How to complete this task - Copy the lines below that contain "Bubilet".

:::::

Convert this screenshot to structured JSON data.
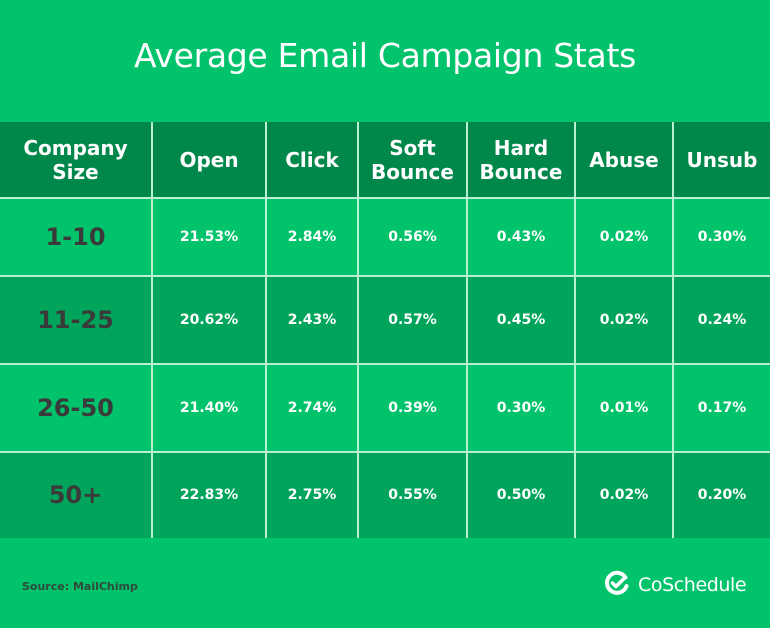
{
  "title": "Average Email Campaign Stats",
  "colors": {
    "background": "#00c36b",
    "header": "#00874a",
    "row_light": "#00c36b",
    "row_dark": "#00a45b",
    "grid_line": "#b9f0d2",
    "size_text": "#3a3a3a",
    "value_text": "#ffffff"
  },
  "table": {
    "headers": [
      "Company\nSize",
      "Open",
      "Click",
      "Soft\nBounce",
      "Hard\nBounce",
      "Abuse",
      "Unsub"
    ],
    "header_lines": [
      [
        "Company",
        "Size"
      ],
      [
        "Open"
      ],
      [
        "Click"
      ],
      [
        "Soft",
        "Bounce"
      ],
      [
        "Hard",
        "Bounce"
      ],
      [
        "Abuse"
      ],
      [
        "Unsub"
      ]
    ],
    "rows": [
      [
        "1-10",
        "21.53%",
        "2.84%",
        "0.56%",
        "0.43%",
        "0.02%",
        "0.30%"
      ],
      [
        "11-25",
        "20.62%",
        "2.43%",
        "0.57%",
        "0.45%",
        "0.02%",
        "0.24%"
      ],
      [
        "26-50",
        "21.40%",
        "2.74%",
        "0.39%",
        "0.30%",
        "0.01%",
        "0.17%"
      ],
      [
        "50+",
        "22.83%",
        "2.75%",
        "0.55%",
        "0.50%",
        "0.02%",
        "0.20%"
      ]
    ]
  },
  "footer": {
    "source": "Source: MailChimp",
    "logo_text": "CoSchedule",
    "logo_icon": "check-circle-icon"
  },
  "chart_data": {
    "type": "table",
    "title": "Average Email Campaign Stats",
    "columns": [
      "Company Size",
      "Open",
      "Click",
      "Soft Bounce",
      "Hard Bounce",
      "Abuse",
      "Unsub"
    ],
    "categories": [
      "1-10",
      "11-25",
      "26-50",
      "50+"
    ],
    "series": [
      {
        "name": "Open",
        "values": [
          21.53,
          20.62,
          21.4,
          22.83
        ],
        "unit": "%"
      },
      {
        "name": "Click",
        "values": [
          2.84,
          2.43,
          2.74,
          2.75
        ],
        "unit": "%"
      },
      {
        "name": "Soft Bounce",
        "values": [
          0.56,
          0.57,
          0.39,
          0.55
        ],
        "unit": "%"
      },
      {
        "name": "Hard Bounce",
        "values": [
          0.43,
          0.45,
          0.3,
          0.5
        ],
        "unit": "%"
      },
      {
        "name": "Abuse",
        "values": [
          0.02,
          0.02,
          0.01,
          0.02
        ],
        "unit": "%"
      },
      {
        "name": "Unsub",
        "values": [
          0.3,
          0.24,
          0.17,
          0.2
        ],
        "unit": "%"
      }
    ],
    "source": "Source: MailChimp"
  }
}
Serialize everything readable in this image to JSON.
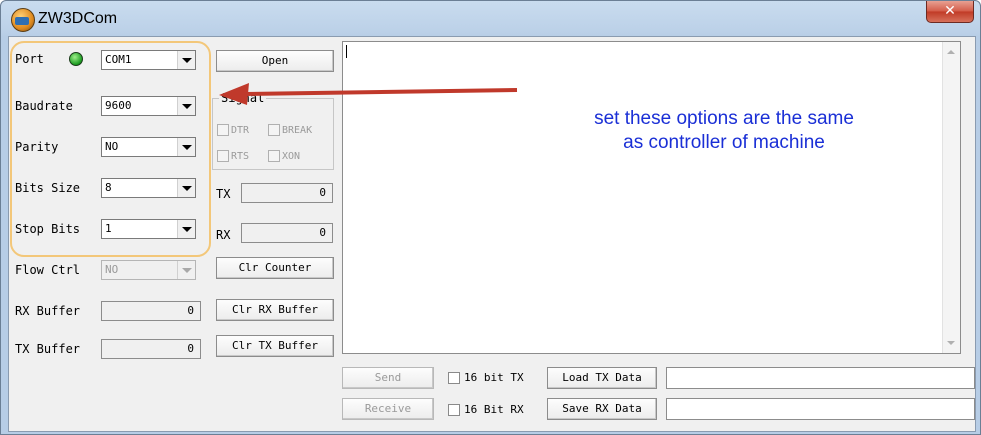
{
  "window": {
    "title": "ZW3DCom",
    "close_glyph": "✕"
  },
  "port": {
    "label": "Port",
    "value": "COM1",
    "status": "connected"
  },
  "open_button": "Open",
  "baudrate": {
    "label": "Baudrate",
    "value": "9600"
  },
  "parity": {
    "label": "Parity",
    "value": "NO"
  },
  "bits_size": {
    "label": "Bits Size",
    "value": "8"
  },
  "stop_bits": {
    "label": "Stop Bits",
    "value": "1"
  },
  "flow_ctrl": {
    "label": "Flow Ctrl",
    "value": "NO"
  },
  "signal": {
    "title": "Signal",
    "dtr": "DTR",
    "break": "BREAK",
    "rts": "RTS",
    "xon": "XON"
  },
  "tx": {
    "label": "TX",
    "value": "0"
  },
  "rx": {
    "label": "RX",
    "value": "0"
  },
  "clr_counter": "Clr Counter",
  "rx_buffer": {
    "label": "RX Buffer",
    "value": "0",
    "button": "Clr RX Buffer"
  },
  "tx_buffer": {
    "label": "TX Buffer",
    "value": "0",
    "button": "Clr TX Buffer"
  },
  "send_row": {
    "button": "Send",
    "checkbox": "16 bit TX",
    "data_button": "Load TX Data",
    "input": ""
  },
  "receive_row": {
    "button": "Receive",
    "checkbox": "16 Bit RX",
    "data_button": "Save RX Data",
    "input": ""
  },
  "annotation": {
    "line1": "set these options are the same",
    "line2": "as controller of machine",
    "color": "#1a2fd6",
    "arrow_color": "#c0392b"
  }
}
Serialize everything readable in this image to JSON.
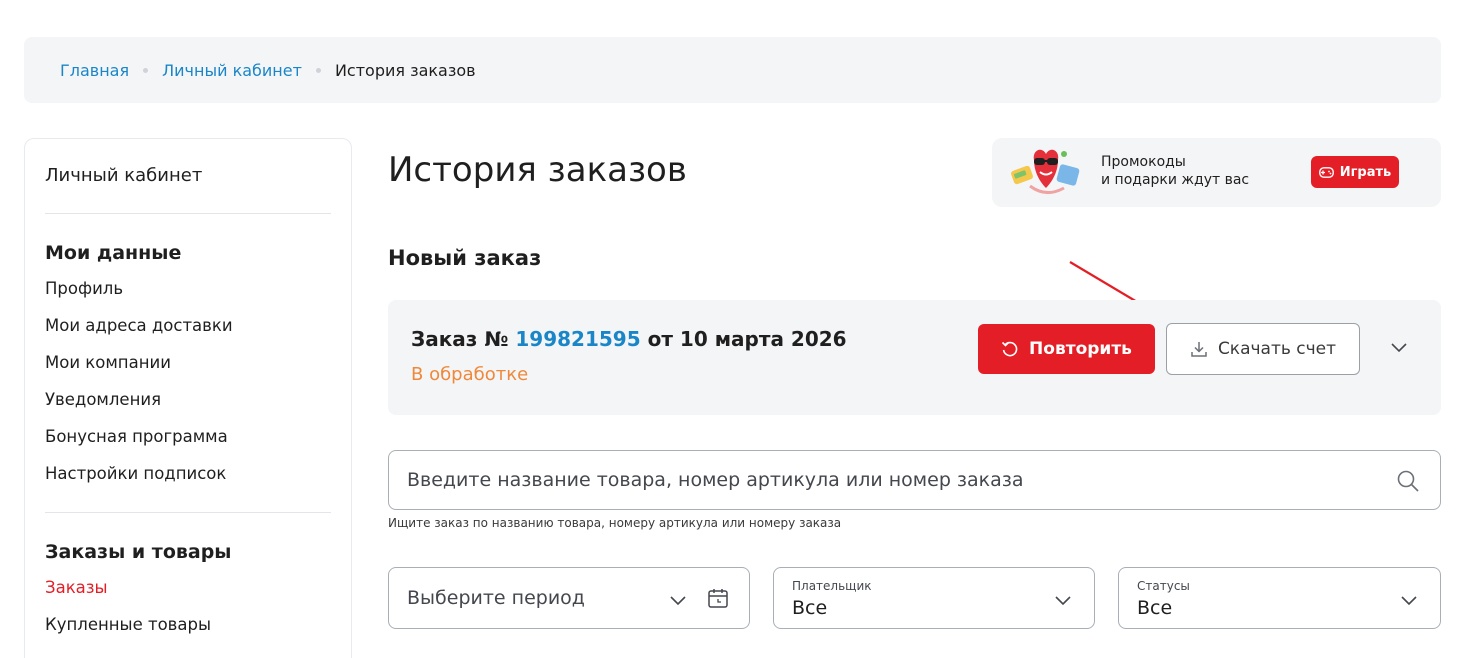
{
  "breadcrumbs": {
    "home": "Главная",
    "account": "Личный кабинет",
    "current": "История заказов"
  },
  "sidebar": {
    "title": "Личный кабинет",
    "group1": {
      "title": "Мои данные",
      "items": [
        "Профиль",
        "Мои адреса доставки",
        "Мои компании",
        "Уведомления",
        "Бонусная программа",
        "Настройки подписок"
      ]
    },
    "group2": {
      "title": "Заказы и товары",
      "items": [
        "Заказы",
        "Купленные товары"
      ],
      "active": "Заказы"
    }
  },
  "page": {
    "title": "История заказов",
    "section_title": "Новый заказ"
  },
  "promo": {
    "line1": "Промокоды",
    "line2": "и подарки ждут вас",
    "button": "Играть"
  },
  "order": {
    "prefix": "Заказ №",
    "number": "199821595",
    "suffix": "от 10 марта 2026",
    "status": "В обработке",
    "repeat_label": "Повторить",
    "download_label": "Скачать счет"
  },
  "search": {
    "placeholder": "Введите название товара, номер артикула или номер заказа",
    "hint": "Ищите заказ по названию товара, номеру артикула или номеру заказа"
  },
  "filters": {
    "period_placeholder": "Выберите период",
    "payer": {
      "label": "Плательщик",
      "value": "Все"
    },
    "statuses": {
      "label": "Статусы",
      "value": "Все"
    }
  },
  "colors": {
    "accent_red": "#e41e26",
    "link_blue": "#1a86c8",
    "status_orange": "#f0883a",
    "panel_gray": "#f4f5f7"
  }
}
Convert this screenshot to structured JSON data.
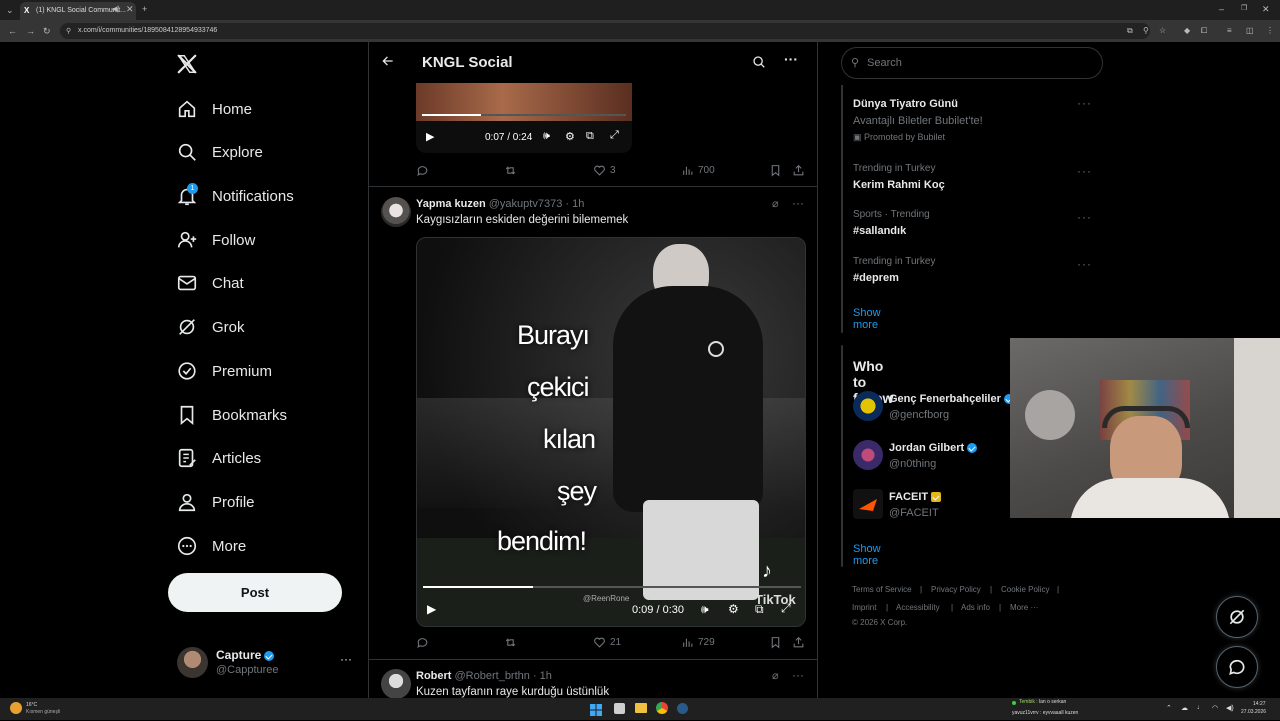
{
  "browser": {
    "tab_title": "(1) KNGL Social Communit...",
    "url": "x.com/i/communities/1895084128954933746"
  },
  "nav": {
    "items": [
      {
        "label": "Home"
      },
      {
        "label": "Explore"
      },
      {
        "label": "Notifications",
        "badge": "1"
      },
      {
        "label": "Follow"
      },
      {
        "label": "Chat"
      },
      {
        "label": "Grok"
      },
      {
        "label": "Premium"
      },
      {
        "label": "Bookmarks"
      },
      {
        "label": "Articles"
      },
      {
        "label": "Profile"
      },
      {
        "label": "More"
      }
    ],
    "post_label": "Post"
  },
  "account": {
    "name": "Capture",
    "handle": "@Cappturee"
  },
  "header": {
    "title": "KNGL Social"
  },
  "tweet1": {
    "video_time": "0:07 / 0:24",
    "video_progress": 0.29,
    "likes": "3",
    "views": "700"
  },
  "tweet2": {
    "name": "Yapma kuzen",
    "handle": "@yakuptv7373",
    "time": "· 1h",
    "text": "Kaygısızların eskiden değerini bilememek",
    "overlay": [
      "Burayı",
      "çekici",
      "kılan",
      "şey",
      "bendim!"
    ],
    "watermark_handle": "@ReenRone",
    "watermark_brand": "TikTok",
    "video_time": "0:09 / 0:30",
    "video_progress": 0.29,
    "likes": "21",
    "views": "729"
  },
  "tweet3": {
    "name": "Robert",
    "handle": "@Robert_brthn",
    "time": "· 1h",
    "text": "Kuzen tayfanın raye kurduğu üstünlük"
  },
  "search": {
    "placeholder": "Search"
  },
  "trends": {
    "promo_title": "Dünya Tiyatro Günü",
    "promo_sub": "Avantajlı Biletler Bubilet'te!",
    "promo_by": "Promoted by Bubilet",
    "items": [
      {
        "context": "Trending in Turkey",
        "title": "Kerim Rahmi Koç"
      },
      {
        "context": "Sports · Trending",
        "title": "#sallandık"
      },
      {
        "context": "Trending in Turkey",
        "title": "#deprem"
      }
    ],
    "show_more": "Show more"
  },
  "who_to_follow": {
    "title": "Who to follow",
    "accounts": [
      {
        "name": "Genç Fenerbahçeliler",
        "handle": "@gencfborg"
      },
      {
        "name": "Jordan Gilbert",
        "handle": "@n0thing"
      },
      {
        "name": "FACEIT",
        "handle": "@FACEIT"
      }
    ],
    "show_more": "Show more"
  },
  "footer": {
    "links": [
      "Terms of Service",
      "Privacy Policy",
      "Cookie Policy",
      "Imprint",
      "Accessibility",
      "Ads info",
      "More ···"
    ],
    "copyright": "© 2026 X Corp."
  },
  "taskbar": {
    "weather_temp": "16°C",
    "weather_desc": "Kısmen güneşli",
    "chat_line1_user": "Tembik",
    "chat_line1_msg": ": lan o serkan",
    "chat_line2": "yavuz11vrrv : eyvvaaall kuzen",
    "clock_time": "14:27",
    "clock_date": "27.03.2026"
  },
  "colors": {
    "accent": "#1d9bf0",
    "border": "#2f3336",
    "muted": "#71767b"
  }
}
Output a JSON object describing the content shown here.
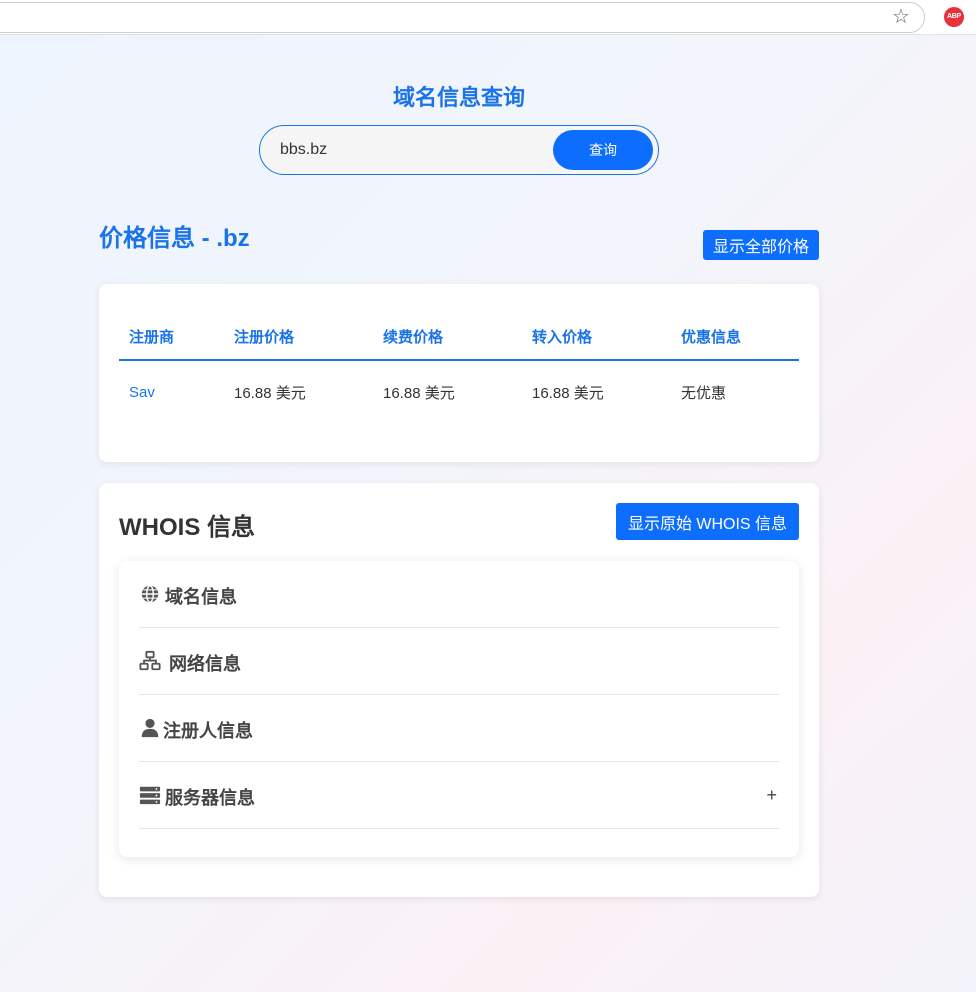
{
  "browser": {
    "icons": [
      "star-icon",
      "adblock-plus-icon"
    ],
    "extension_label": "ABP"
  },
  "header": {
    "title": "域名信息查询",
    "search_value": "bbs.bz",
    "search_button": "查询"
  },
  "price": {
    "title": "价格信息 - .bz",
    "show_all_button": "显示全部价格",
    "columns": [
      "注册商",
      "注册价格",
      "续费价格",
      "转入价格",
      "优惠信息"
    ],
    "rows": [
      {
        "registrar": "Sav",
        "register": "16.88 美元",
        "renew": "16.88 美元",
        "transfer": "16.88 美元",
        "promo": "无优惠"
      }
    ]
  },
  "whois": {
    "title": "WHOIS 信息",
    "raw_button": "显示原始 WHOIS 信息",
    "sections": [
      {
        "label": "域名信息",
        "icon": "globe-icon"
      },
      {
        "label": "网络信息",
        "icon": "network-icon"
      },
      {
        "label": "注册人信息",
        "icon": "user-icon"
      },
      {
        "label": "服务器信息",
        "icon": "server-icon",
        "toggle": "+"
      }
    ]
  },
  "colors": {
    "accent": "#1a73e8",
    "button": "#0d6efd",
    "text": "#333333"
  }
}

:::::

Result of this task -
    "promo_sub": "Avantajlı Biletler Bubilet'te!",
    "promo_by": "Promoted by Bubilet",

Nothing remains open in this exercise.